In the last year alone, China spent 2.44 per cent of its gross domestic product (GDP), roughly $441 billion on research and development (R&D), with great focus on the fields of telecoms and cloud technologies. But simply bringing these Chinese tech firms and their know-how to the region will not be enough according to Wong, who hopes to avoid the “resale model” adopted by the majority of US and European tech firms that set up sales offices in Mena.
“In our eyes, if you want to build a local ecosystem, you can provide the standard technology that has been proven by billions in investment in R&D, you can bring those mature technologies and solutions to this market as a start, but you have to customise it to local demand. You have to make sure the future R&D will really be in the [Mena] market,” she says.
Wong describes the Saudi client as mature in this regard, “they’re used to purchasing the best services, it is how you take it to the next level that is the next opportunity”.
“The pressures from authorities in each country [in Mena] to embrace digitisation and diversify their economic structure makes it very interesting for us, she says. “This region is a goldmine in our eyes, there are a lot of sovereign funds, the world’s deepest pockets are here. We have confidence in the market because of our portfolio, they have been here for years. From their performance and data, we know what will be the big chance.”

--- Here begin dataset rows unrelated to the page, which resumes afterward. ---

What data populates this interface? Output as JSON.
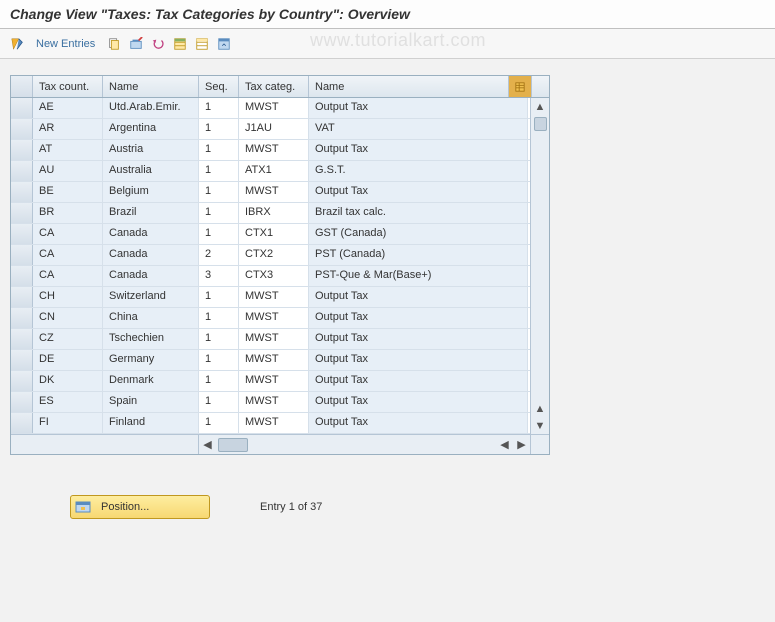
{
  "title": "Change View \"Taxes: Tax Categories by Country\": Overview",
  "watermark": "www.tutorialkart.com",
  "toolbar": {
    "new_entries": "New Entries"
  },
  "columns": {
    "country": "Tax count.",
    "name1": "Name",
    "seq": "Seq.",
    "categ": "Tax categ.",
    "name2": "Name"
  },
  "rows": [
    {
      "country": "AE",
      "name1": "Utd.Arab.Emir.",
      "seq": "1",
      "categ": "MWST",
      "name2": "Output Tax"
    },
    {
      "country": "AR",
      "name1": "Argentina",
      "seq": "1",
      "categ": "J1AU",
      "name2": "VAT"
    },
    {
      "country": "AT",
      "name1": "Austria",
      "seq": "1",
      "categ": "MWST",
      "name2": "Output Tax"
    },
    {
      "country": "AU",
      "name1": "Australia",
      "seq": "1",
      "categ": "ATX1",
      "name2": "G.S.T."
    },
    {
      "country": "BE",
      "name1": "Belgium",
      "seq": "1",
      "categ": "MWST",
      "name2": "Output Tax"
    },
    {
      "country": "BR",
      "name1": "Brazil",
      "seq": "1",
      "categ": "IBRX",
      "name2": "Brazil tax calc."
    },
    {
      "country": "CA",
      "name1": "Canada",
      "seq": "1",
      "categ": "CTX1",
      "name2": "GST (Canada)"
    },
    {
      "country": "CA",
      "name1": "Canada",
      "seq": "2",
      "categ": "CTX2",
      "name2": "PST (Canada)"
    },
    {
      "country": "CA",
      "name1": "Canada",
      "seq": "3",
      "categ": "CTX3",
      "name2": "PST-Que & Mar(Base+)"
    },
    {
      "country": "CH",
      "name1": "Switzerland",
      "seq": "1",
      "categ": "MWST",
      "name2": "Output Tax"
    },
    {
      "country": "CN",
      "name1": "China",
      "seq": "1",
      "categ": "MWST",
      "name2": "Output Tax"
    },
    {
      "country": "CZ",
      "name1": "Tschechien",
      "seq": "1",
      "categ": "MWST",
      "name2": "Output Tax"
    },
    {
      "country": "DE",
      "name1": "Germany",
      "seq": "1",
      "categ": "MWST",
      "name2": "Output Tax"
    },
    {
      "country": "DK",
      "name1": "Denmark",
      "seq": "1",
      "categ": "MWST",
      "name2": "Output Tax"
    },
    {
      "country": "ES",
      "name1": "Spain",
      "seq": "1",
      "categ": "MWST",
      "name2": "Output Tax"
    },
    {
      "country": "FI",
      "name1": "Finland",
      "seq": "1",
      "categ": "MWST",
      "name2": "Output Tax"
    }
  ],
  "footer": {
    "position_btn": "Position...",
    "entry_text": "Entry 1 of 37"
  }
}
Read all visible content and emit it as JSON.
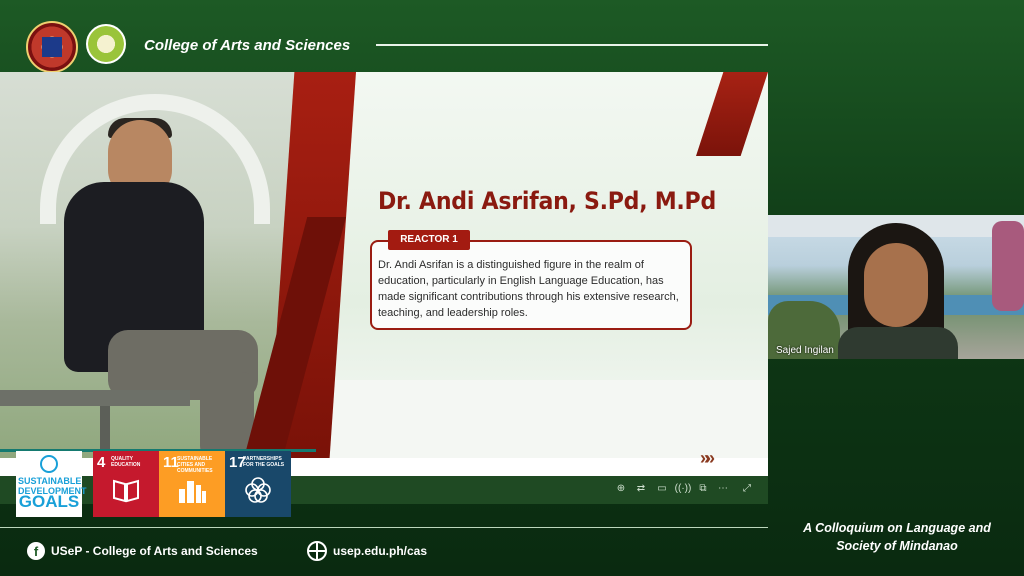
{
  "header": {
    "title": "College of Arts and Sciences"
  },
  "slide": {
    "speaker_name": "Dr. Andi Asrifan, S.Pd, M.Pd",
    "role_badge": "REACTOR 1",
    "bio": "Dr. Andi Asrifan is a distinguished figure in the realm of education, particularly in English Language Education, has made significant contributions through his extensive research, teaching, and leadership roles.",
    "next_glyph": "»»",
    "toolbar": [
      {
        "icon": "zoom-icon",
        "glyph": "⊕"
      },
      {
        "icon": "share-icon",
        "glyph": "⇄"
      },
      {
        "icon": "subtitles-icon",
        "glyph": "▭"
      },
      {
        "icon": "broadcast-icon",
        "glyph": "((·))"
      },
      {
        "icon": "slides-icon",
        "glyph": "⧉"
      },
      {
        "icon": "more-icon",
        "glyph": "⋯"
      },
      {
        "icon": "expand-icon",
        "glyph": "⤢"
      }
    ]
  },
  "sdg": {
    "logo_line1": "SUSTAINABLE DEVELOPMENT",
    "logo_line2": "GOALS",
    "tiles": [
      {
        "number": "4",
        "label": "QUALITY EDUCATION",
        "color": "#c5192d"
      },
      {
        "number": "11",
        "label": "SUSTAINABLE CITIES AND COMMUNITIES",
        "color": "#fd9d24"
      },
      {
        "number": "17",
        "label": "PARTNERSHIPS FOR THE GOALS",
        "color": "#19486a"
      }
    ]
  },
  "participant": {
    "name": "Sajed Ingilan"
  },
  "footer": {
    "facebook_label": "USeP - College of Arts and Sciences",
    "website": "usep.edu.ph/cas",
    "event_title": "A Colloquium on Language and Society of Mindanao"
  },
  "colors": {
    "brand_green": "#1d5a25",
    "accent_red": "#9a1c12"
  }
}
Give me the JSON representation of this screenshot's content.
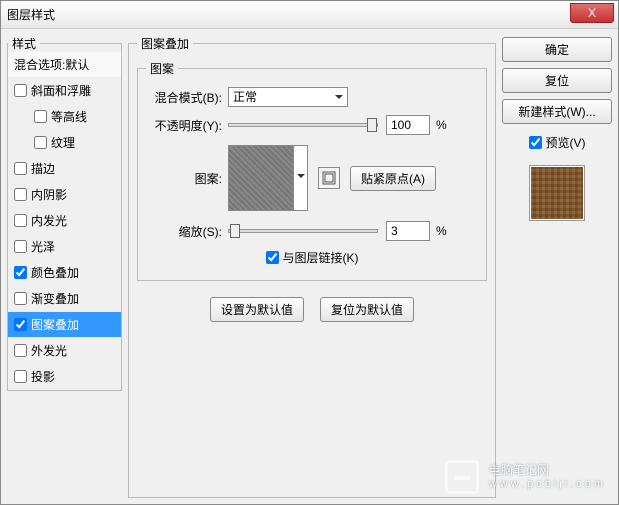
{
  "titlebar": {
    "title": "图层样式",
    "close": "X"
  },
  "left": {
    "legend": "样式",
    "blend_options": "混合选项:默认",
    "items": [
      {
        "label": "斜面和浮雕",
        "checked": false,
        "indent": false
      },
      {
        "label": "等高线",
        "checked": false,
        "indent": true
      },
      {
        "label": "纹理",
        "checked": false,
        "indent": true
      },
      {
        "label": "描边",
        "checked": false,
        "indent": false
      },
      {
        "label": "内阴影",
        "checked": false,
        "indent": false
      },
      {
        "label": "内发光",
        "checked": false,
        "indent": false
      },
      {
        "label": "光泽",
        "checked": false,
        "indent": false
      },
      {
        "label": "颜色叠加",
        "checked": true,
        "indent": false
      },
      {
        "label": "渐变叠加",
        "checked": false,
        "indent": false
      },
      {
        "label": "图案叠加",
        "checked": true,
        "indent": false,
        "selected": true
      },
      {
        "label": "外发光",
        "checked": false,
        "indent": false
      },
      {
        "label": "投影",
        "checked": false,
        "indent": false
      }
    ]
  },
  "center": {
    "legend": "图案叠加",
    "inner_legend": "图案",
    "blend_mode_label": "混合模式(B):",
    "blend_mode_value": "正常",
    "opacity_label": "不透明度(Y):",
    "opacity_value": "100",
    "opacity_unit": "%",
    "pattern_label": "图案:",
    "snap_button": "贴紧原点(A)",
    "scale_label": "缩放(S):",
    "scale_value": "3",
    "scale_unit": "%",
    "link_label": "与图层链接(K)",
    "set_default": "设置为默认值",
    "reset_default": "复位为默认值"
  },
  "right": {
    "ok": "确定",
    "reset": "复位",
    "new_style": "新建样式(W)...",
    "preview_label": "预览(V)"
  },
  "watermark": {
    "a": "电脑笔记网",
    "b": "www.pcbiji.com"
  }
}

Chinese startups that are thriving in the Mena region according to Wong are in fintech and gaming with both sectors attracting handfuls of Chinese players keen to escape the competitive landscape of their home market. Among eWTPA’s portfolio is Valuable Capital Financial Company, a Hong Kong-based online brokerage platform established in 2016 and backed by Sina Group, which owns the popular Chinese blogging site, Weibo. It recently received the initial licences from the Capital Market Authority (CMA) to conduct Dealing, Advising and Custody services in Saudi Arabia, making it the very first and only licensed corporation in the kingdom from Asia.
“Over these past six years, a lot has changed, there are at least 20 brokerages doing the same thing with a population of only eight million people. In 2020 we decided to look at other markets, we looked at the US, Singapore, New Zealand and we were invited by eWTP to visit Saudi Arabia,” says co-founder Jess Cheung.
Initially sceptical and reluctant, Cheung went to meet Wong and her team over the course of four days, a period he describes as life-changing.
“We had at least six or seven meetings a day, with the Exchange, regulators, entrepreneurs, pretty much all the typical people from the industry and it was eye opening, it was really stunning. I came back and urged my partner to sign a contract with eWTP, I was so determined,” says Cheung. “I see the opportunity, but more importantly, I see the sparks in people’s eyes, I saw that before in 2000 in China, now I’m seeing it in Saudi Arabia. I don’t see it anymore in China, it’s overly competitive, it became too extreme and they don’t see the light ahead anymore.”
More than 200 Chinese and Asian companies visited eWTP’s Riyadh offices in the last quarter to establish a foothold in the region or gain some sort of understanding of the region’s markets. eWTP is currently raising another fund, which will focus more heavily on investing in startups.
“The young population [in Mena] is really exciting us, everyone has an international mindset, they cherish the Arabic culture, but they want to do something different, to modernise it. This kind of motivation and ambition is really something that gets us excited as investors,” says Wong.